Those were the problems plaguing Hewlett-Packard's datacenter test labs in Bangalore, India, where the power delivery from the local utility is spotty at best. The norm, in fact, is for buildings to have backup diesel generators that fire up periodically. "The diesel engines come on a lot. We want to minimize that. We want the diesel truck to come as few times as possible," said HP Fellow Chandrakant Patel.
The solution: First, Patel directed the consolidation of the 14 far-flung Bangalore facilities into a single, efficiently laid-out 70,000-square-foot space, containing a heterogeneous environment of older equipment and newer server racks and blades. Next, his team installed a 7,500-sensor smart cooling system. The sensors monitor the temperatures of the machines on rack-by-rack basis and adjust cooling to meet local needs.

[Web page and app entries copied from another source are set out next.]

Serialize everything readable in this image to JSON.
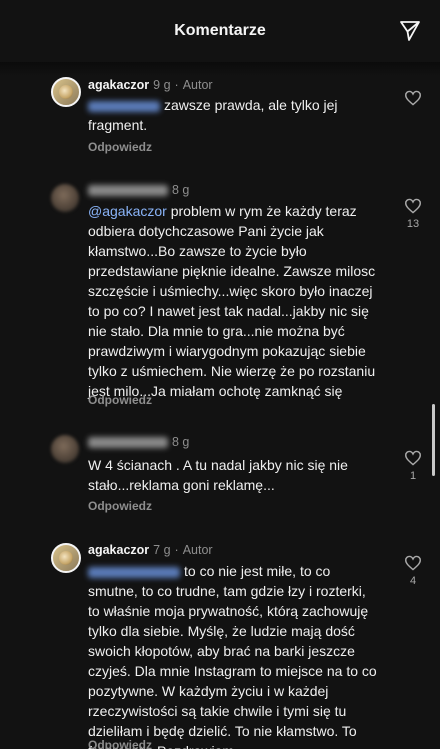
{
  "header": {
    "title": "Komentarze"
  },
  "comments": [
    {
      "user": "agakaczor",
      "time": "9 g",
      "tag": "Autor",
      "text": "zawsze prawda, ale tylko jej fragment.",
      "reply": "Odpowiedz",
      "likes": ""
    },
    {
      "user": "",
      "time": "8 g",
      "tag": "",
      "mention": "@agakaczor",
      "text": "problem w rym że każdy teraz odbiera dotychczasowe Pani życie jak kłamstwo...Bo zawsze to życie było przedstawiane pięknie idealne. Zawsze milosc szczęście i uśmiechy...więc skoro było inaczej to po co? I nawet jest tak nadal...jakby nic się nie stało. Dla mnie to gra...nie można być prawdziwym i wiarygodnym pokazując siebie tylko z uśmiechem. Nie wierzę że po rozstaniu jest milo...Ja miałam ochotę zamknąć się",
      "reply": "Odpowiedz",
      "likes": "13"
    },
    {
      "user": "",
      "time": "8 g",
      "tag": "",
      "text": "W 4 ścianach . A tu nadal jakby nic się nie stało...reklama goni reklamę...",
      "reply": "Odpowiedz",
      "likes": "1"
    },
    {
      "user": "agakaczor",
      "time": "7 g",
      "tag": "Autor",
      "text": "to co nie jest miłe, to co smutne, to co trudne, tam gdzie łzy i rozterki, to właśnie moja prywatność, którą zachowuję tylko dla siebie. Myślę, że ludzie mają dość swoich kłopotów, aby brać na barki jeszcze czyjeś. Dla mnie Instagram to miejsce na to co pozytywne. W każdym życiu i w każdej rzeczywistości są takie chwile i tymi się tu dzieliłam i będę dzielić. To nie kłamstwo. To fragmenty. Pozdrawiam.",
      "reply": "Odpowiedz",
      "likes": "4"
    }
  ]
}
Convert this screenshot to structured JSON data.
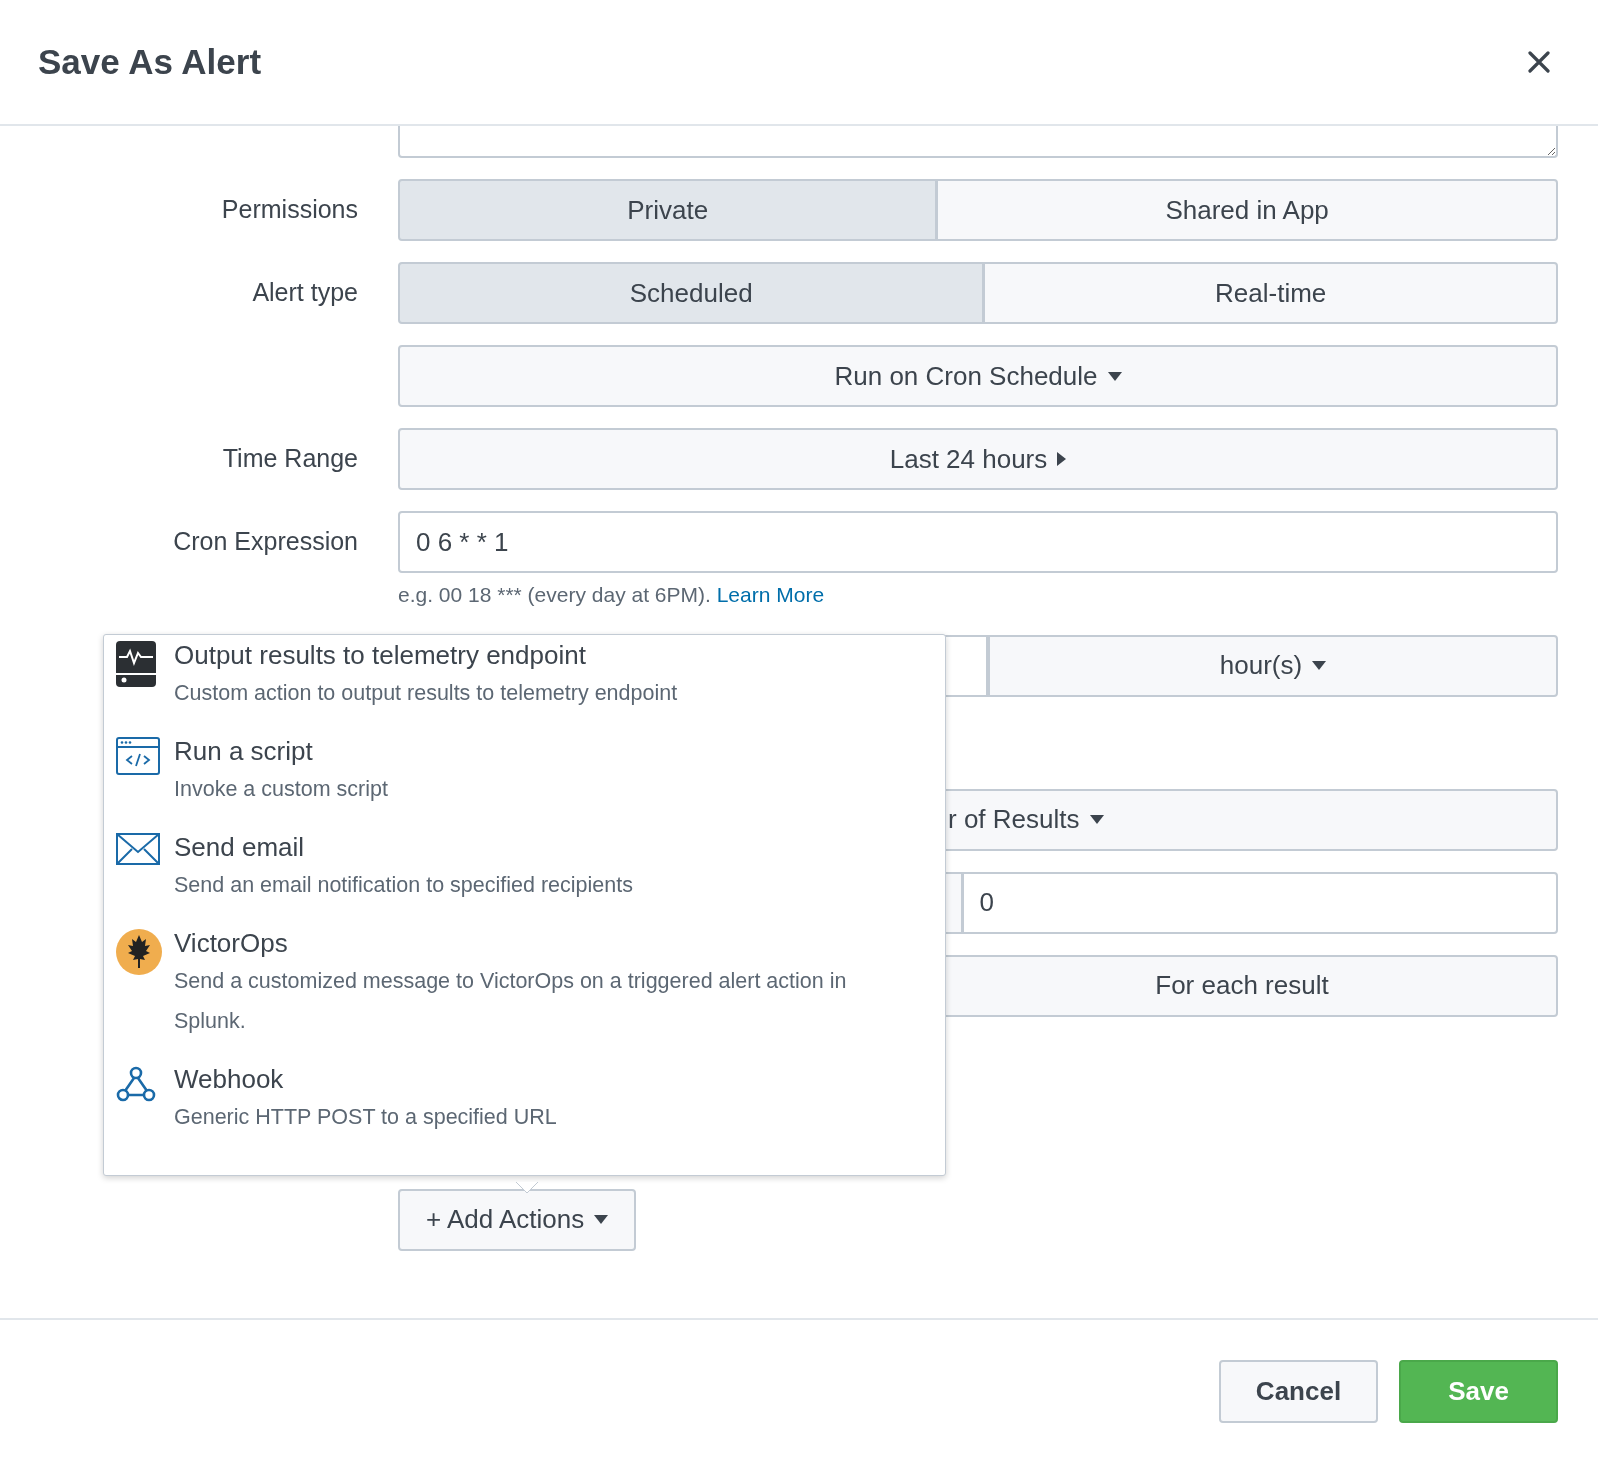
{
  "dialog": {
    "title": "Save As Alert"
  },
  "fields": [
    {
      "kind": "textarea"
    },
    {
      "kind": "segmented",
      "label": "Permissions",
      "options": [
        {
          "label": "Private",
          "selected": true
        },
        {
          "label": "Shared in App",
          "selected": false
        }
      ]
    },
    {
      "kind": "segmented",
      "label": "Alert type",
      "options": [
        {
          "label": "Scheduled",
          "selected": true
        },
        {
          "label": "Real-time",
          "selected": false
        }
      ]
    },
    {
      "kind": "dropdown",
      "value": "Run on Cron Schedule"
    },
    {
      "kind": "submenu",
      "label": "Time Range",
      "value": "Last 24 hours"
    },
    {
      "kind": "input",
      "label": "Cron Expression",
      "value": "0 6 * * 1",
      "help": "e.g. 00 18 *** (every day at 6PM).",
      "help_link": "Learn More"
    },
    {
      "kind": "split-dropdown",
      "value": "hour(s)"
    },
    {
      "kind": "partial-dropdown",
      "value": "r of Results"
    },
    {
      "kind": "split-input",
      "value": "0"
    },
    {
      "kind": "split-button",
      "value": "For each result"
    }
  ],
  "actions_menu": {
    "items": [
      {
        "kind": "telemetry",
        "title": "Output results to telemetry endpoint",
        "description": "Custom action to output results to telemetry endpoint"
      },
      {
        "kind": "script",
        "title": "Run a script",
        "description": "Invoke a custom script"
      },
      {
        "kind": "email",
        "title": "Send email",
        "description": "Send an email notification to specified recipients"
      },
      {
        "kind": "victorops",
        "title": "VictorOps",
        "description": "Send a customized message to VictorOps on a triggered alert action in Splunk."
      },
      {
        "kind": "webhook",
        "title": "Webhook",
        "description": "Generic HTTP POST to a specified URL"
      }
    ]
  },
  "add_actions": {
    "label": "+ Add Actions"
  },
  "footer": {
    "buttons": [
      {
        "label": "Cancel",
        "kind": "secondary"
      },
      {
        "label": "Save",
        "kind": "primary"
      }
    ]
  }
}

Less power, less cost -- and no jackets required
This approach eliminates the need to blast air conditioning throughout an entire datacenter. That's key because blast cooling not only results in a meat-locker-like climate but is a significant, wasteful cost. When the new cooling system went online, the datacenter's energy consumption dropped 20 per cent, Patel said, and has approached 40 per cent after further optimization -- for an annual savings of around 8,400MWh, or about US$2 million.
The benefits of the project don't stop at energy savings, either. The atmosphere is spared a large chunk of carbon emissions. Another benefit: Since the project's completion, downtime has dropped significantly when the facility is forced to switch to backup generators as the local utility comes on and offline. That's because the new cooling system's lower power usage has reduced the loads when the generators kick in, so they don't trip as they used to.
Remote management reduces travel
The nature of the sensor-based system yields another key benefit: Patel and his team can monitor and manage the Bangalore cooling system from HP's headquarters California as they receive the data from the sensors in real time. That means they don't need to hire and teach someone the advanced skills to do it in India -- reverse outsourcing, Patel called it.
In fact, he said they were able to turn the system on remotely and commence optimization without anyone having to travel overseas. (That's not only convenient, but reducing air travel adds yet another green layer to the project.) "Our original plan was to send the whole team to India, but flying back and forth seemed like an expensive proposition. So we did it remotely," he said.